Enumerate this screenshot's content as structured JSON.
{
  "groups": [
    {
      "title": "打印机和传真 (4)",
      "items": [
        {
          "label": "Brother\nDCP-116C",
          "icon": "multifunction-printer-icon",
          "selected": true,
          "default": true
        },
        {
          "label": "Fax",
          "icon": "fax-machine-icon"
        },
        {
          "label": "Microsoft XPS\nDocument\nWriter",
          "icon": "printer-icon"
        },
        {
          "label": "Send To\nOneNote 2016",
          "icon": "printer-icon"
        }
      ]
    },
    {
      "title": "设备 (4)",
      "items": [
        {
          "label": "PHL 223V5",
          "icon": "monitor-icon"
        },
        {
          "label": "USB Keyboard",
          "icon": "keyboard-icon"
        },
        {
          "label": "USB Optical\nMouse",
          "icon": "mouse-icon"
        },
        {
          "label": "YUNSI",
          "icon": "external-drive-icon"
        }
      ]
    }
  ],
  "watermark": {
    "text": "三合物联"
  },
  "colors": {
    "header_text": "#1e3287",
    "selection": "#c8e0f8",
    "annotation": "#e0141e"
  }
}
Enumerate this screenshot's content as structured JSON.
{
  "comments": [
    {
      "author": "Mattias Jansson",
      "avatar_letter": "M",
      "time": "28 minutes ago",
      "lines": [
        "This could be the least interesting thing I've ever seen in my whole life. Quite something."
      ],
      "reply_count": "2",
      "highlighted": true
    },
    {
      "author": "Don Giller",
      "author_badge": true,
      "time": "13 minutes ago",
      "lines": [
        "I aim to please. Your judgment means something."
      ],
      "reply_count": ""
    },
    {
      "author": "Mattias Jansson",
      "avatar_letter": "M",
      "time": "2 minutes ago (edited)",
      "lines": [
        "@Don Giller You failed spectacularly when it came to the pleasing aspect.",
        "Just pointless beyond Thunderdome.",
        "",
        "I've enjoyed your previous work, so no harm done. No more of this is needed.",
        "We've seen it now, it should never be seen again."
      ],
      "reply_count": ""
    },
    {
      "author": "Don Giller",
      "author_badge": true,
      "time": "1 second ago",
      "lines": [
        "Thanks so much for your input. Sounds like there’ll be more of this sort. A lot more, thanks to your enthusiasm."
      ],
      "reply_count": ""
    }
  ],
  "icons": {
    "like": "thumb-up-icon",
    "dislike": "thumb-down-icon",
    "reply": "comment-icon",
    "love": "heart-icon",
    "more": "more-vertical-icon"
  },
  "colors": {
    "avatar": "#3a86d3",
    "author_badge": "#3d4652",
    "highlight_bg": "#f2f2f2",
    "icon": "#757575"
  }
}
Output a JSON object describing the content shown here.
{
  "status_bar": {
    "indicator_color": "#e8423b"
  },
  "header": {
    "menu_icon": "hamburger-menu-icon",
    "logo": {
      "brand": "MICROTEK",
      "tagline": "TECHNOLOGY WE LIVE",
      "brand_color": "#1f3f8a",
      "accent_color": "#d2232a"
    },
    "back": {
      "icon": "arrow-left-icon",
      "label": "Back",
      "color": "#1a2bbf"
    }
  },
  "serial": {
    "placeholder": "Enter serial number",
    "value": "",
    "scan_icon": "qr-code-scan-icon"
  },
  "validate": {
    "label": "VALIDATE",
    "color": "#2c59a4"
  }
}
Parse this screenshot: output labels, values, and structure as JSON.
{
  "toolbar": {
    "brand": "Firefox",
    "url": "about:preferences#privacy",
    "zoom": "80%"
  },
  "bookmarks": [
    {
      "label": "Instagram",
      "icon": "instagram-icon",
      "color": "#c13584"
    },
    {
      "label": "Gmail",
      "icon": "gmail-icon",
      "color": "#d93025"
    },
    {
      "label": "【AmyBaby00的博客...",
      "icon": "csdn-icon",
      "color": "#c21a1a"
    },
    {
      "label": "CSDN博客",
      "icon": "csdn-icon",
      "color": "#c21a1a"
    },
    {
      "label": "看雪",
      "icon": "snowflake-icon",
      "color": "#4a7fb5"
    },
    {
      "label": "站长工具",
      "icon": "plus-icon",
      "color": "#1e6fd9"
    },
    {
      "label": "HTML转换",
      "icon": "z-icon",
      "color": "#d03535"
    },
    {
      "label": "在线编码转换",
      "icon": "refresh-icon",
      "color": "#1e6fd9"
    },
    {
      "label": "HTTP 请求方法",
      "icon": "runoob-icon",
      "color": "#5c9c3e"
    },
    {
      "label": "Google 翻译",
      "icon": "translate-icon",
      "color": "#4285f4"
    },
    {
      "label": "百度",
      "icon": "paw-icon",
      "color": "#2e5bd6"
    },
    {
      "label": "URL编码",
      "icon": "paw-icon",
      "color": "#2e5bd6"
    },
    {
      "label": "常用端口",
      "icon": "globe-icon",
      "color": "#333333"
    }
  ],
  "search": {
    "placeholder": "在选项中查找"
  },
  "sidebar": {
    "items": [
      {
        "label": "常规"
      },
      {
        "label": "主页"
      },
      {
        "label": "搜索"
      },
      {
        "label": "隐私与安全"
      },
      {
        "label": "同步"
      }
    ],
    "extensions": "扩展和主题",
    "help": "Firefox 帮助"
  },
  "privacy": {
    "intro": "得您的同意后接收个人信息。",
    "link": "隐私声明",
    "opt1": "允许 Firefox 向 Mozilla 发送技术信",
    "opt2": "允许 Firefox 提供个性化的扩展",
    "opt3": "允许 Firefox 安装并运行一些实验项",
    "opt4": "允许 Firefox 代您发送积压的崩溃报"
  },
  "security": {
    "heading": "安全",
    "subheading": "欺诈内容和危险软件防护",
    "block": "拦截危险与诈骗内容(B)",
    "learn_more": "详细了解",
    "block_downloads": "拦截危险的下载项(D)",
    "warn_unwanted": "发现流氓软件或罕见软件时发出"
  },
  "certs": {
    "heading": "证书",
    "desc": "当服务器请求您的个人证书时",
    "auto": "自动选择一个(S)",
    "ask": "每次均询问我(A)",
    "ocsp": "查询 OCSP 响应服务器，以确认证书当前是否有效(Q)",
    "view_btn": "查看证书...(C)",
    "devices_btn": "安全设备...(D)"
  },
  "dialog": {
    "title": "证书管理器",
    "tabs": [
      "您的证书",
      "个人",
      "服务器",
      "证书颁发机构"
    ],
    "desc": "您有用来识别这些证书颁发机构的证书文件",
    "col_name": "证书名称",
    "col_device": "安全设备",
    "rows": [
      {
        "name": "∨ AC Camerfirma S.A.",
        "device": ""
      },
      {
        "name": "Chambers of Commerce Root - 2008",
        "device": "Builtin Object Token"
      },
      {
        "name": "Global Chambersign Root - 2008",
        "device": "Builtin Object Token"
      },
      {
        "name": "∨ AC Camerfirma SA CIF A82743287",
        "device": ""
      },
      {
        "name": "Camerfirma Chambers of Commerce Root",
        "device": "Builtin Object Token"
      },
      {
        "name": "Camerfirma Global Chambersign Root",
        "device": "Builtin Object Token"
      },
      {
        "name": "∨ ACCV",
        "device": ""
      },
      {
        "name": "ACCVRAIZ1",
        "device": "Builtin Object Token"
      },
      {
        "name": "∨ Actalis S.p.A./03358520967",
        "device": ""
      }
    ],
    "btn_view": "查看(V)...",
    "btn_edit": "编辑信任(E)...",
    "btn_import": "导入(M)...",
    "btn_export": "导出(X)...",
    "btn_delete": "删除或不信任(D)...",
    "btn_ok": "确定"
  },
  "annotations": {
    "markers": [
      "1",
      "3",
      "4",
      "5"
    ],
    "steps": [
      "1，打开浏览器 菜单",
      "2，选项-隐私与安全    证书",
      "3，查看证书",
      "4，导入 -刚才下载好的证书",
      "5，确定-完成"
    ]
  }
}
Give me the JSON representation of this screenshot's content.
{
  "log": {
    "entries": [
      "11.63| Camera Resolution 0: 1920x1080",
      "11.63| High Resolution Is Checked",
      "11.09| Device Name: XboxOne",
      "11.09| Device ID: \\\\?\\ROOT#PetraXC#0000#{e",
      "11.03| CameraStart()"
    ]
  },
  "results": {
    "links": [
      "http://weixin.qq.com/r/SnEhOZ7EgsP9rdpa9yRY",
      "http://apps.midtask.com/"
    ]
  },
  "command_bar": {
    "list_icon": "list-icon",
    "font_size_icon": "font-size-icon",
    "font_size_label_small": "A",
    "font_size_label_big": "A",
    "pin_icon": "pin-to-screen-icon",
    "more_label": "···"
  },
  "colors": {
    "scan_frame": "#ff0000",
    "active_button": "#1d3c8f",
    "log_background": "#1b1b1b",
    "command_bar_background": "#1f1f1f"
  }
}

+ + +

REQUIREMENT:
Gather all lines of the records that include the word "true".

RESULT OF THIS TASK:
          "selected": true,
          "default": true
      "highlighted": true
      "author_badge": true,
      "author_badge": true,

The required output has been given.